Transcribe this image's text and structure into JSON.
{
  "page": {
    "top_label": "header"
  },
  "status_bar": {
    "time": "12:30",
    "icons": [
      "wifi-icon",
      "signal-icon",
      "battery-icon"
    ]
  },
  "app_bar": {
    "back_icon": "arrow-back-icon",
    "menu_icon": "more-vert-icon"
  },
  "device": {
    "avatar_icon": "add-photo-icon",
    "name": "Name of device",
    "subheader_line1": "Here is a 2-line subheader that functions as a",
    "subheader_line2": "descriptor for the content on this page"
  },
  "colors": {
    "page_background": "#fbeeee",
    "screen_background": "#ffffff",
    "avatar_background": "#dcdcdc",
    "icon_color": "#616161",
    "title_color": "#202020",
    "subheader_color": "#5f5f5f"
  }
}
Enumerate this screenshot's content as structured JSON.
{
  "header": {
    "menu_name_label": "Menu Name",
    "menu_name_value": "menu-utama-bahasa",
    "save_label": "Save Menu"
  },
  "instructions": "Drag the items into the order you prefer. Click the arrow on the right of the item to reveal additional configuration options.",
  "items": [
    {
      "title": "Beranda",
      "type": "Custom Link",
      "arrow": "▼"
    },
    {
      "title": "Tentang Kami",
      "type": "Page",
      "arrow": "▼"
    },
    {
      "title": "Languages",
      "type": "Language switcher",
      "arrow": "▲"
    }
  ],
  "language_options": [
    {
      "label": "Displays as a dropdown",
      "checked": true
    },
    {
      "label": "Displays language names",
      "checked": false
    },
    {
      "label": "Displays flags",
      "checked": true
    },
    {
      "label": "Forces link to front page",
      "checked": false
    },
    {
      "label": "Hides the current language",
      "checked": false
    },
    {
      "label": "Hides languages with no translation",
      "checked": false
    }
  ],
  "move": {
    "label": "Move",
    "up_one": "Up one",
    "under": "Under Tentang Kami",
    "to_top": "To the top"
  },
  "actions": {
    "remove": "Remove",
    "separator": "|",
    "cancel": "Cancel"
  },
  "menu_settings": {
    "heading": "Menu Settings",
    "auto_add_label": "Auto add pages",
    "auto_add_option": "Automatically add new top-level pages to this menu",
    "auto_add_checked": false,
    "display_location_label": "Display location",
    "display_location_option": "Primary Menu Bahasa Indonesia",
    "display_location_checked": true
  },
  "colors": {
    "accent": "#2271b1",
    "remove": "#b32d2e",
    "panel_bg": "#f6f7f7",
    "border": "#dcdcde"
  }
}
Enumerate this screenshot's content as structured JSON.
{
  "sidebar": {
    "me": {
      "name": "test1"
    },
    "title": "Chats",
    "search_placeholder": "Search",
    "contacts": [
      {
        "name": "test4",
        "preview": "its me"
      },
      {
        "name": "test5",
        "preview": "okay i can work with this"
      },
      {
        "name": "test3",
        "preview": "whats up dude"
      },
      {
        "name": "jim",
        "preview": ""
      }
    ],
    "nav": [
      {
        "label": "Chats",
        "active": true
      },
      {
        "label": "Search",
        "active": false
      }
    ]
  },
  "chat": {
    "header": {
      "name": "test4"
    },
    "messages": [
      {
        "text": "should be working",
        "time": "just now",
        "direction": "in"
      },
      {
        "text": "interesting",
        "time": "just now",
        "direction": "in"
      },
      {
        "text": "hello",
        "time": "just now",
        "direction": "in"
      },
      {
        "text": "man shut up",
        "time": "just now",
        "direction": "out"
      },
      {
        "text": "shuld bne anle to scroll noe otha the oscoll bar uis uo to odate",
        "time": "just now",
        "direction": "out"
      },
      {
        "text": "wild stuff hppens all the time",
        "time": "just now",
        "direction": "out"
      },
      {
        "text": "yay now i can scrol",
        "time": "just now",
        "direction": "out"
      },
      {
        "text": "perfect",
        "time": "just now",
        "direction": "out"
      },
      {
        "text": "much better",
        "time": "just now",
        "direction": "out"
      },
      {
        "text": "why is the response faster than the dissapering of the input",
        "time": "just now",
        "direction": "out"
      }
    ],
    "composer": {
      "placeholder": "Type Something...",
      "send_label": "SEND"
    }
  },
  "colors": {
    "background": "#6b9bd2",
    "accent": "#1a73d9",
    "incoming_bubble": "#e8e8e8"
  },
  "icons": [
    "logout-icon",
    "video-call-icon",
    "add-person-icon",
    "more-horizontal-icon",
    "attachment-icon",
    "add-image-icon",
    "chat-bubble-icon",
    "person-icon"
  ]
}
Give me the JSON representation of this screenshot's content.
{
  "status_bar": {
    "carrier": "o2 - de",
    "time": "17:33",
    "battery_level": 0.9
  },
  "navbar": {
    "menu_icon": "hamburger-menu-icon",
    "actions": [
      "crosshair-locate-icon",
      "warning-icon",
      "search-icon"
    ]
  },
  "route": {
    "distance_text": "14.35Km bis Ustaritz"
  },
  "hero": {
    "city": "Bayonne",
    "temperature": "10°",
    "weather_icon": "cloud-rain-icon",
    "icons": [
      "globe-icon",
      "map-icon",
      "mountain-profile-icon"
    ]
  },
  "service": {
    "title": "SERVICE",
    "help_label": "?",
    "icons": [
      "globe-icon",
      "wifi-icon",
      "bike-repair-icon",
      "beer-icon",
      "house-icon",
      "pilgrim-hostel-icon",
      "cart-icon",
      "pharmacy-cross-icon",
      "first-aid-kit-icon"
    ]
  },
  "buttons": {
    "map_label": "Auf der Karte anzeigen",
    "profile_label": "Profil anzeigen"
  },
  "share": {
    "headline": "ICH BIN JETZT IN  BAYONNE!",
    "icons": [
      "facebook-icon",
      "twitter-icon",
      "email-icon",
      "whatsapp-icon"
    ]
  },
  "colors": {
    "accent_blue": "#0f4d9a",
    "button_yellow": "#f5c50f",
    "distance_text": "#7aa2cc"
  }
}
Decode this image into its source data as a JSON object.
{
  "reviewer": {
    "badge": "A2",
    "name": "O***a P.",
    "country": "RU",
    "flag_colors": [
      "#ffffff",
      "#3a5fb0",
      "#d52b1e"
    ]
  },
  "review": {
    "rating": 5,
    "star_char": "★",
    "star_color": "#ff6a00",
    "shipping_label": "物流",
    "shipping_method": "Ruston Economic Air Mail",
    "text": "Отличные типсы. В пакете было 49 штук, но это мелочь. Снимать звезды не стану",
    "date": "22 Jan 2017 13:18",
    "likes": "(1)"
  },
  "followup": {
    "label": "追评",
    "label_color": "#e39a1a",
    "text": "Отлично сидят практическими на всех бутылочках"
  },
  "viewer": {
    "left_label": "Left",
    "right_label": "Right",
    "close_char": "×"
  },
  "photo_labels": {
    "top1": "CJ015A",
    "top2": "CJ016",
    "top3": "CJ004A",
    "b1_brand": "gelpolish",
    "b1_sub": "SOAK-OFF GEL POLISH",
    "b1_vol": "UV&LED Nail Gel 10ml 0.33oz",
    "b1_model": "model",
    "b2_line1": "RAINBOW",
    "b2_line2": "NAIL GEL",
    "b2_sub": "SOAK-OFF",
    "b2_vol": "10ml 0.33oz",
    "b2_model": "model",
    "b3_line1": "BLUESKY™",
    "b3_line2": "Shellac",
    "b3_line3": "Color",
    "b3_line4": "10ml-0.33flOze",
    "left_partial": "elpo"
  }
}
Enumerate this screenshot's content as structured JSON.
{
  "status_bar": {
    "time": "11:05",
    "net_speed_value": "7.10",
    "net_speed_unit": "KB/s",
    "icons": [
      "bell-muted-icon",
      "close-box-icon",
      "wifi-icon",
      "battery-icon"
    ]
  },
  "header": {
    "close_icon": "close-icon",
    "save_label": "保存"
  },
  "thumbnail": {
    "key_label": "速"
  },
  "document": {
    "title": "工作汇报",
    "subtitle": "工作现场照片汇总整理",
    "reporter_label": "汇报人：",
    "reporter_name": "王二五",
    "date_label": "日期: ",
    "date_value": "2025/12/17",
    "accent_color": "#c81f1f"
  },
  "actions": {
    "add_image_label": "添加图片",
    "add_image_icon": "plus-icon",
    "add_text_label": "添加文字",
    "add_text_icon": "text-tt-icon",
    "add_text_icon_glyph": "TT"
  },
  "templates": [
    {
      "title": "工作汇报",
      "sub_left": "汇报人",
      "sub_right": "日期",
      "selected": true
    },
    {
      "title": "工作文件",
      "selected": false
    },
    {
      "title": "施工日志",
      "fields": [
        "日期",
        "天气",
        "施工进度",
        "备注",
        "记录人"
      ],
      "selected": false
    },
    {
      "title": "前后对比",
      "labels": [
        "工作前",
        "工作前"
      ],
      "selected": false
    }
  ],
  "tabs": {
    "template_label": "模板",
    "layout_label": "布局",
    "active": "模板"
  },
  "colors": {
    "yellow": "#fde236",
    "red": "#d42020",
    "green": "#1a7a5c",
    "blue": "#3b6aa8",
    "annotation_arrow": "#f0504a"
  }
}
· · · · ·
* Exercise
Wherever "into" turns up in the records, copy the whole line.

* Answer to the exercise
Transcribe this image's text and structure into JSON.
  "instructions": "Drag the items into the order you prefer. Click the arrow on the right of the item to reveal additional configuration options.",
Decode this image into its source data as a JSON object.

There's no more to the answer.